But in a few Houston homes, Jews in their 20s and 30s have opted to fill these evenings with a different kind of obligation: strictly observing Shabbat, or the Jewish Sabbath.
On its face, this seems like a generation-defying choice.
Young Americans are moving away from traditional religious observance in large numbers, and Jews are no exception.
But a small portion are baalei teshuva, a Jewish concept drawn from the Hebrew word for “return”: it denotes those who have become Orthodox as a way of “returning” to God.Roughly a third of Jews born after 1980 think of their Judaism as a matter of identity or ancestry, rather than as a religion, according to Pew.But even the young Jews who gravitate toward Orthodoxy, rather than away from it, are still making individual choices about their beliefs and practices, picking among rituals and crafting lifestyles that fit their environments.
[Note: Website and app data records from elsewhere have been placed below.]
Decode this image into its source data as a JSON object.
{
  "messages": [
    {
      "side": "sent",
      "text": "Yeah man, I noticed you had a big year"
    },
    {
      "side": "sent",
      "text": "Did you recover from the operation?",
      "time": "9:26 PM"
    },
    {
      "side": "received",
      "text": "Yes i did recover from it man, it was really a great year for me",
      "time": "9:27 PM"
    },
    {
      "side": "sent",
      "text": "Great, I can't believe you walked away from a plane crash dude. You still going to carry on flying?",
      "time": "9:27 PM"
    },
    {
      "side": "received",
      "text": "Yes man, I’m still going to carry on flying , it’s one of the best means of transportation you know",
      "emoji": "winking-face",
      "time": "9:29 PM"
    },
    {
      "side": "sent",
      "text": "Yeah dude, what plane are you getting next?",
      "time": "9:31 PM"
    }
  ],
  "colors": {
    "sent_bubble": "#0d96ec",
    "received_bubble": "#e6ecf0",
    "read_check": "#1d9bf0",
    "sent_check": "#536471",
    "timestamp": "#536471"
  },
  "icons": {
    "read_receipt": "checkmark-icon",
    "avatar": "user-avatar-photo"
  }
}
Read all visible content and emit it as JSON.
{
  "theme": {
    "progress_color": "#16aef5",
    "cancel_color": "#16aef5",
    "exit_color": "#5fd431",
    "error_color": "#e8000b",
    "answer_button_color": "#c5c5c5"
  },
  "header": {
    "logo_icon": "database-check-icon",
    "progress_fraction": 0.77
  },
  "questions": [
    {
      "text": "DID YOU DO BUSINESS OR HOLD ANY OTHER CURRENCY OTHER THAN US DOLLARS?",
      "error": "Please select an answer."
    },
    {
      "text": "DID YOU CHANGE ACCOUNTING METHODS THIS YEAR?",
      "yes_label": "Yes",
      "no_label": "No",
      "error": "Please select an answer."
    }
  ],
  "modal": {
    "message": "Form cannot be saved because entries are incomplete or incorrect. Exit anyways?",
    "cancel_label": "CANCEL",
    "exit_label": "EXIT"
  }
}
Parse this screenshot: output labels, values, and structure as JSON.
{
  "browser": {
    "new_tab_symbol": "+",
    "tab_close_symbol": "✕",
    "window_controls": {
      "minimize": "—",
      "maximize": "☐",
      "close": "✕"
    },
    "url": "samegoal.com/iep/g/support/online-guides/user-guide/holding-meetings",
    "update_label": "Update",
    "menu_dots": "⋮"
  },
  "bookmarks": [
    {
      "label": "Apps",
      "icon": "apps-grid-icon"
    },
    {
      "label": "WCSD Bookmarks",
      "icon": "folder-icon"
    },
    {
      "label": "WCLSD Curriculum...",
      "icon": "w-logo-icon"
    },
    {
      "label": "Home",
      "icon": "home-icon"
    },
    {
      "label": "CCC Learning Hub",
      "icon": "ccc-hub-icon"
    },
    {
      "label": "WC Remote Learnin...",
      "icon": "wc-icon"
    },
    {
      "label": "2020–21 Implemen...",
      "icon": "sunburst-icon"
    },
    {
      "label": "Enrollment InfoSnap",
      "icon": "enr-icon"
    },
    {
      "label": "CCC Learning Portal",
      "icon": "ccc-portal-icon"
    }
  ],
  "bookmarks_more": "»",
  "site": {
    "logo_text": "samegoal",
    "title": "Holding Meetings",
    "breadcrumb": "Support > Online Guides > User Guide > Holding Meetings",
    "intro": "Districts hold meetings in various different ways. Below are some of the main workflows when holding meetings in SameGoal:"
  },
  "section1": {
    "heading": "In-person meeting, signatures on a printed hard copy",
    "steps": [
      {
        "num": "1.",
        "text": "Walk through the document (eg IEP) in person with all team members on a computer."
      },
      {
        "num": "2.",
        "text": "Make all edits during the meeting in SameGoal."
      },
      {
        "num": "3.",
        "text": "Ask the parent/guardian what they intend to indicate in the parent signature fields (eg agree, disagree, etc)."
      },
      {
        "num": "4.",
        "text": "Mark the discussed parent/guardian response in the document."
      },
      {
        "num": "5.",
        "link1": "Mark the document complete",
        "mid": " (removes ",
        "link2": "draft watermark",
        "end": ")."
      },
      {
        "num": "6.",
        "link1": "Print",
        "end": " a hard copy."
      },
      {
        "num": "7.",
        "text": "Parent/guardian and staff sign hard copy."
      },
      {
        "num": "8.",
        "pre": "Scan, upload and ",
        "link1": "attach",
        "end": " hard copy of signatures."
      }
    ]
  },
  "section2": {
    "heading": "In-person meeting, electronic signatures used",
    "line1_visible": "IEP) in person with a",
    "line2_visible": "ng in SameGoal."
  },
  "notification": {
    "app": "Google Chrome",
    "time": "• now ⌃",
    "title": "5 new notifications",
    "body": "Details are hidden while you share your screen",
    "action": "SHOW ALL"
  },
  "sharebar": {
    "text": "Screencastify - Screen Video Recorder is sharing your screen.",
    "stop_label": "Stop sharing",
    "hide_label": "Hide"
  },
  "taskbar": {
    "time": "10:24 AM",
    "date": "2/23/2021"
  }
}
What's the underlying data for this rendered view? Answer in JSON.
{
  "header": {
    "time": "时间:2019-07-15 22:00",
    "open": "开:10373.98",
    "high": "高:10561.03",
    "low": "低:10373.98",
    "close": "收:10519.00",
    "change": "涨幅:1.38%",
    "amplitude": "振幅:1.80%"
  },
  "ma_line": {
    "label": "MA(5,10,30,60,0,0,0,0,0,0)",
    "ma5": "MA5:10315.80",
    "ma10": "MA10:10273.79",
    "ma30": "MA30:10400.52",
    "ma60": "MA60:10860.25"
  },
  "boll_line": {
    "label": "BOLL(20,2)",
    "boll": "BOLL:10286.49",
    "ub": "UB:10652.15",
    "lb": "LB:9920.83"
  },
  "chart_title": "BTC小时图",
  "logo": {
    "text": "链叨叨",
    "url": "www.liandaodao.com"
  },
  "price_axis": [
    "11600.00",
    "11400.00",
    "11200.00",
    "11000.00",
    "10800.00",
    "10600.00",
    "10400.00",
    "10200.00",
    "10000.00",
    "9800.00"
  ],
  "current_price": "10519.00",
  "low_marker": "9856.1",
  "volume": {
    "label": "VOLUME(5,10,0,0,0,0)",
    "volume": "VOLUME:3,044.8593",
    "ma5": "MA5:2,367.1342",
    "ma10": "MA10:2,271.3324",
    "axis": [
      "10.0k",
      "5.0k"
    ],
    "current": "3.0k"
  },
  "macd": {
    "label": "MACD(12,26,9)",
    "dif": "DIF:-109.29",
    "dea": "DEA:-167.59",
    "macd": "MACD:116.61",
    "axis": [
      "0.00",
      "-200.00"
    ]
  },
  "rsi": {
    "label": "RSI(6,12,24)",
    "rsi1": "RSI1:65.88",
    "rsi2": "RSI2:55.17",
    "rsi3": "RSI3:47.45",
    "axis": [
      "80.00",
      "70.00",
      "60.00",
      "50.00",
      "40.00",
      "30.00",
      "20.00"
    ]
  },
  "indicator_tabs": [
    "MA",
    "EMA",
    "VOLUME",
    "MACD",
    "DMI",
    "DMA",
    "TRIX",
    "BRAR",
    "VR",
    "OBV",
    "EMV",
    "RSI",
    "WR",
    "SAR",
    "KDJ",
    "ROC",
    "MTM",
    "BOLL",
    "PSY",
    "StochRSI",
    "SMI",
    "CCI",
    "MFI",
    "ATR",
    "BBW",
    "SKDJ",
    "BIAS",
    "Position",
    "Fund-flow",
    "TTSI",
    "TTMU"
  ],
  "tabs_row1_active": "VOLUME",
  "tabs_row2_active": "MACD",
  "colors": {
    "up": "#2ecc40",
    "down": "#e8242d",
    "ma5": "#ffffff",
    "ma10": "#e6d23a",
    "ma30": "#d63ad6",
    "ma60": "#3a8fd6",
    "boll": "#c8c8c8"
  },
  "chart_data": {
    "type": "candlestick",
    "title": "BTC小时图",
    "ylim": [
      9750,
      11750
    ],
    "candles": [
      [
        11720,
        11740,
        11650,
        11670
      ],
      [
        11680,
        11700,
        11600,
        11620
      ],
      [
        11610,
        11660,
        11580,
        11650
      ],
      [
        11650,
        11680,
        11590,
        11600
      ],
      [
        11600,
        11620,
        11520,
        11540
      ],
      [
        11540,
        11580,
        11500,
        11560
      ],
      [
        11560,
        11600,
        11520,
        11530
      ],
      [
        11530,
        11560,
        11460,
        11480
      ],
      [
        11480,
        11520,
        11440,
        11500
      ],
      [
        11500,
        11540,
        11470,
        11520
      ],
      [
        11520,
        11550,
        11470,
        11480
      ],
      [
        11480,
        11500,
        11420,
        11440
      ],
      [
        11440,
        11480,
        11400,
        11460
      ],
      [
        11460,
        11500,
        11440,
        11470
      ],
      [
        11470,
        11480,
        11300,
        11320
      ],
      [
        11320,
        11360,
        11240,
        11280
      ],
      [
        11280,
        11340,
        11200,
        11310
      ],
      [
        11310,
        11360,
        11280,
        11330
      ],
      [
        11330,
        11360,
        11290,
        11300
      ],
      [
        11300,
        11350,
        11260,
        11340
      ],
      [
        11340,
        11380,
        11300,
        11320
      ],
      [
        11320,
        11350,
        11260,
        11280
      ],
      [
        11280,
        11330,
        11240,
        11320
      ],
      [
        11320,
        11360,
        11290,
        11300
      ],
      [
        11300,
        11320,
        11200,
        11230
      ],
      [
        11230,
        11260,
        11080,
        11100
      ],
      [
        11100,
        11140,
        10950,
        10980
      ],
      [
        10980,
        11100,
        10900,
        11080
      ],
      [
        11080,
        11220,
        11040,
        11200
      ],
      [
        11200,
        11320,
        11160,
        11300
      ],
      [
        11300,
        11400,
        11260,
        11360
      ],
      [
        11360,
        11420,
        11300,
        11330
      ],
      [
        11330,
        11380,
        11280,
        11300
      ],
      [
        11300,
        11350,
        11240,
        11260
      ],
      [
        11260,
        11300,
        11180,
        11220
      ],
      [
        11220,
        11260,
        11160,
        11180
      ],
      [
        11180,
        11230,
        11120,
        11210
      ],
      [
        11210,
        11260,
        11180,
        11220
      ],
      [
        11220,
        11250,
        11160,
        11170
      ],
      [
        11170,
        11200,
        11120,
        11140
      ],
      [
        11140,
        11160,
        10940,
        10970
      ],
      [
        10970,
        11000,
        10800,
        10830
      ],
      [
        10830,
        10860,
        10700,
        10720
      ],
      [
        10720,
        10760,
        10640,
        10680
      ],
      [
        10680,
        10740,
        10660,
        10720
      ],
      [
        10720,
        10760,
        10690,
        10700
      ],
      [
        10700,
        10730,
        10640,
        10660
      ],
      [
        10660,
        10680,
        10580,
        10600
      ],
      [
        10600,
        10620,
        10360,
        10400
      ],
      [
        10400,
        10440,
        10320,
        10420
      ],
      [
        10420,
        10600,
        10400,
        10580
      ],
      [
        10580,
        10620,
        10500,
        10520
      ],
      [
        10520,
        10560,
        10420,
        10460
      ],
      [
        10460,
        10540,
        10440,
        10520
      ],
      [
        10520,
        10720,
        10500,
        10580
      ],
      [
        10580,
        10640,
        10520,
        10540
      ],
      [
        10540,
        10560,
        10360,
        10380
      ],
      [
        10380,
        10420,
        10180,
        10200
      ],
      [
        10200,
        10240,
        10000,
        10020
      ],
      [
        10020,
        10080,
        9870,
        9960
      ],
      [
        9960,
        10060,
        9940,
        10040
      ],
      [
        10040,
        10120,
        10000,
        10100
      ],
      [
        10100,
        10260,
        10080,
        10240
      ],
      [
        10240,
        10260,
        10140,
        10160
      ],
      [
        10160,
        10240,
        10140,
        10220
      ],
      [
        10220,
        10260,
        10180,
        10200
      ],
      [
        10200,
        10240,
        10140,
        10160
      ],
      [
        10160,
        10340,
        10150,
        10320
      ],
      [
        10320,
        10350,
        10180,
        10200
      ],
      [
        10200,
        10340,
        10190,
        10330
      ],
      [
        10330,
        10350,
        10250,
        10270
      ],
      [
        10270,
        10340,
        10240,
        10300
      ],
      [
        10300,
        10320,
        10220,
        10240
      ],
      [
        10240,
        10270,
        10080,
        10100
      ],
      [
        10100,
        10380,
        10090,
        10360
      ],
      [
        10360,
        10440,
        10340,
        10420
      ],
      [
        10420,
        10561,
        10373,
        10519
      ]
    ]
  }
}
A greater proportion of Jews in their 20s and early 30s identify as Orthodox than do Jews over the age of 50; the opposite is true of every other Jewish movement.For permission to reproduce the information in this publication for commercial purposes, please contact the: Consumer confidence in the marketplace is of the utmost importance for the government.Informed and aware consumers are important players in an innovation economy.